Unlike the United States, which supports the Baghdad government against the Islamic State of Iraq and Syria in Iraq but supports ISIS’ allies in the rebellion against Syria’s Bashar al-Assad, Iran strongly backs both Maliki and Assad. Now Syria, which is battling not only ISIS but other Islamist fanatics in Syria who have US and Saudi support, is intervening militarily in Iraq in support of Maliki! According to the Associated Press:
A US official says there are indications Syria launched airstrikes into western Iraq yesterday to slow the al-Qaida-inspired insurgency fighting both the Syrian and Iraqi governments.… The US official said the strikes appear to be the work of the Assad government but offered no other details.
Meanwhile, The New York Times today carries an extensive account of Iran’s military support for the government of Iraq, including massive arms shipments, surveillance drones and military advisers:
Iran is directing surveillance drones over Iraq from an airfield in Baghdad and is secretly supplying Iraq with tons of military equipment, supplies and other assistance, American officials said. Tehran has also deployed an intelligence unit there to intercept communications, the officials said.
Rather hilariously, the Times quotes that noted geopolitical strategist, Sen. Saxby Chambliss (R-GA) saying, “The Iranians are playing in a big way in Iraq.” Well, duh, senator: Iran has been active in Iraqi politics, military affairs, economics and intelligence since long before the US invasion of Iraq in 2003, when the United States topped Iran’s chief enemy and handed Iraq over to the control of Shiite groups closely affiliated with Iran since the 1980s.

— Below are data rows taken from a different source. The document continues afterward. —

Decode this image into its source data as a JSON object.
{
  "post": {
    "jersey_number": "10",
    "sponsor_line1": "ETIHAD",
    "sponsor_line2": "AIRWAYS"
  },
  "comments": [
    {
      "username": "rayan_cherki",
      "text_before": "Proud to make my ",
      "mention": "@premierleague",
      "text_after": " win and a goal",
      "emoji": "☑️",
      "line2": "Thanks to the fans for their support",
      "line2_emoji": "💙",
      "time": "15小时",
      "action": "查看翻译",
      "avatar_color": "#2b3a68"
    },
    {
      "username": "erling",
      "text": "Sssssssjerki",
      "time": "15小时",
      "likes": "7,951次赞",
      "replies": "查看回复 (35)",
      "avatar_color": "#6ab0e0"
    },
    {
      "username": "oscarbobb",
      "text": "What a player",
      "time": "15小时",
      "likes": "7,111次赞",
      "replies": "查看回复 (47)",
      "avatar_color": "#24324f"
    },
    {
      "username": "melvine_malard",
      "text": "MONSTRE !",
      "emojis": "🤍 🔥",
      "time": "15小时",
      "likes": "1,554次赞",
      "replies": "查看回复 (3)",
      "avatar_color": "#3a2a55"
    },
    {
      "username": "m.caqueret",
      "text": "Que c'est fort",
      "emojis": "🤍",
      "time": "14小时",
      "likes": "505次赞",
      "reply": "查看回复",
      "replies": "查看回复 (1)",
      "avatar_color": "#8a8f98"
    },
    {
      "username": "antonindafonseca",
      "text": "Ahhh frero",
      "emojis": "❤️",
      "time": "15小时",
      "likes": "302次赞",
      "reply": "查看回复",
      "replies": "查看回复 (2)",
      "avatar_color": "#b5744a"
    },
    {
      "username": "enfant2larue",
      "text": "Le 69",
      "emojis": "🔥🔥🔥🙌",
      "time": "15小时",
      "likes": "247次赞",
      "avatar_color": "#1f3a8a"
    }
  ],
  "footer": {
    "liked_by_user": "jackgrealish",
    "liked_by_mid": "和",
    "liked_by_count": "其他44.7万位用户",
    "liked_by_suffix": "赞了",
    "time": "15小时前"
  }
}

Running the show in Iraq for Iran is General Qassem Soleimani, who leads the Quds Force of Iran’s Islamic Revolutionary Guard Corps, its foreign intelligence arm. Soleimani is the coordinator of Iranian support for both Syria and Iraq against ISIS as well as against other Sunni-led forces supported by Saudi Arabia. And, according to the Times, Soleimani is less willing than some of Iran’s political leaders to cooperate with the United States. Indeed, those who believe that the United States can work with Iran in Iraq while opposing Iran in Syria ought to have their heads examined. The Iraq-Syria crisis is now a single war, and one can’t end without the other. That means that Washington has to sit down with Tehran to discuss Iraq and Syria simultaneously. And since the United States isn’t part of the neighborhood, Iran’s interests in the region—in having a nonthreatening, Iran-leaning government in Iraq and an ally in Syria that can work with the pro-Iranian Hezbollah in Lebanon—are paramount. Long distance, there’s not a lot that the United States can do about any of this, other than to seek a diplomatic accord among Iran, Saudi Arabia and Turkey that takes into account all three countries’ strategic needs.

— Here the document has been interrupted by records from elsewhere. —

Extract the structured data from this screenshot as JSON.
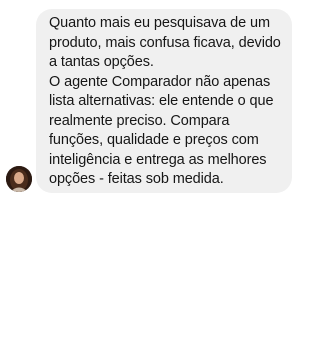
{
  "message": {
    "paragraphs": [
      "Quanto mais eu pesquisava de um produto, mais confusa ficava, devido a tantas opções.",
      "O agente Comparador não apenas lista alternativas: ele entende o que realmente preciso. Compara funções, qualidade e preços com inteligência e entrega as melhores opções - feitas sob medida."
    ]
  },
  "colors": {
    "bubble_background": "#f0f0f0",
    "text": "#161616"
  }
}
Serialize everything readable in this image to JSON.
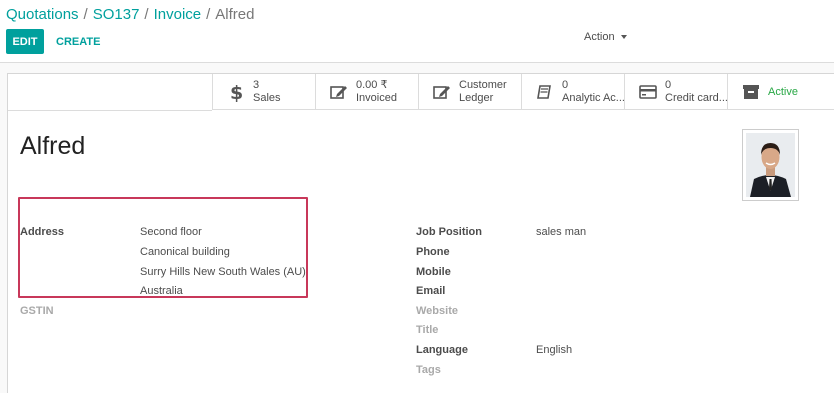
{
  "breadcrumb": {
    "items": [
      "Quotations",
      "SO137",
      "Invoice"
    ],
    "separator": "/",
    "current": "Alfred"
  },
  "toolbar": {
    "edit_label": "EDIT",
    "create_label": "CREATE",
    "action_label": "Action"
  },
  "stat_buttons": [
    {
      "icon": "dollar-icon",
      "value": "3",
      "label": "Sales"
    },
    {
      "icon": "edit-icon",
      "value": "0.00 ₹",
      "label": "Invoiced"
    },
    {
      "icon": "edit-icon",
      "value": "Customer",
      "label": "Ledger"
    },
    {
      "icon": "book-icon",
      "value": "0",
      "label": "Analytic Ac..."
    },
    {
      "icon": "credit-card-icon",
      "value": "0",
      "label": "Credit card..."
    },
    {
      "icon": "archive-icon",
      "value": "",
      "label": "Active"
    }
  ],
  "partner": {
    "name": "Alfred"
  },
  "address": {
    "label": "Address",
    "lines": [
      "Second floor",
      "Canonical building",
      "Surry Hills New South Wales (AU)",
      "Australia"
    ]
  },
  "gstin": {
    "label": "GSTIN",
    "value": ""
  },
  "right_fields": {
    "job_position": {
      "label": "Job Position",
      "value": "sales man"
    },
    "phone": {
      "label": "Phone",
      "value": ""
    },
    "mobile": {
      "label": "Mobile",
      "value": ""
    },
    "email": {
      "label": "Email",
      "value": ""
    },
    "website": {
      "label": "Website",
      "value": ""
    },
    "title": {
      "label": "Title",
      "value": ""
    },
    "language": {
      "label": "Language",
      "value": "English"
    },
    "tags": {
      "label": "Tags",
      "value": ""
    }
  },
  "colors": {
    "accent": "#00a09d",
    "active_green": "#28a745",
    "highlight_border": "#c8385a"
  }
}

Inside Iraq, a new political coalition could conceivably emerge to replace Maliki with a broader, more unifying government that could appeal to Shiites, Sunnis and Kurds. But it’s hard to see that happening until the various parties test the limits of what they can win on the ground. The ISIS forces are every day getting more support from Sunni tribal military councils and the Baath party, especially in the battle for control of Iraq’s main oil refinery/power plant complex, while Maliki is falling back on Iranian support and on uncontrollable Shiite militias, including forces led by firebrand cleric Muqtada al-Sadr. Meanwhile, the greedy Kurds—taking advantage of Baghdad’s weakness—have seized control of Kirkuk and no doubt plan further expansionism on the way to their imagined, but impossible, “independent Kurdistan.” (It’s sad to see The Nation publishing outright Kurdish propaganda, too.)

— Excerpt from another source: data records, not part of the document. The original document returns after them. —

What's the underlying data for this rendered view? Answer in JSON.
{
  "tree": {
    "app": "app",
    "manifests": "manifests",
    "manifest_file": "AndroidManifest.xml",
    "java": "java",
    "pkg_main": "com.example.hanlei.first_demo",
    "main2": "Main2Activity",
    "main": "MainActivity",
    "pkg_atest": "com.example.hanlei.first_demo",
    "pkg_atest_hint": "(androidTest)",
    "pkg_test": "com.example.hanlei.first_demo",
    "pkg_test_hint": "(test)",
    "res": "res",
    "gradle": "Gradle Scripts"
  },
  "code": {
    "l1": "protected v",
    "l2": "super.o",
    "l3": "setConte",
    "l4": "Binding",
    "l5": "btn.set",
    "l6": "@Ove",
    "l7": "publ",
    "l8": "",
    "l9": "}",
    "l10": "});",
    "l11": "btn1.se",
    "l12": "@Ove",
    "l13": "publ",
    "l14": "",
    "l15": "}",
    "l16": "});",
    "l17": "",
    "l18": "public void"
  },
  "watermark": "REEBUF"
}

As long as Iraqi factions believe that they can win by fighting, the war will go on. In the end, perhaps some accord can be reached by which Iraq holds together, but that will depend on serious outreach by Baghdad to Sunnis (including the Baath party) and Kurds.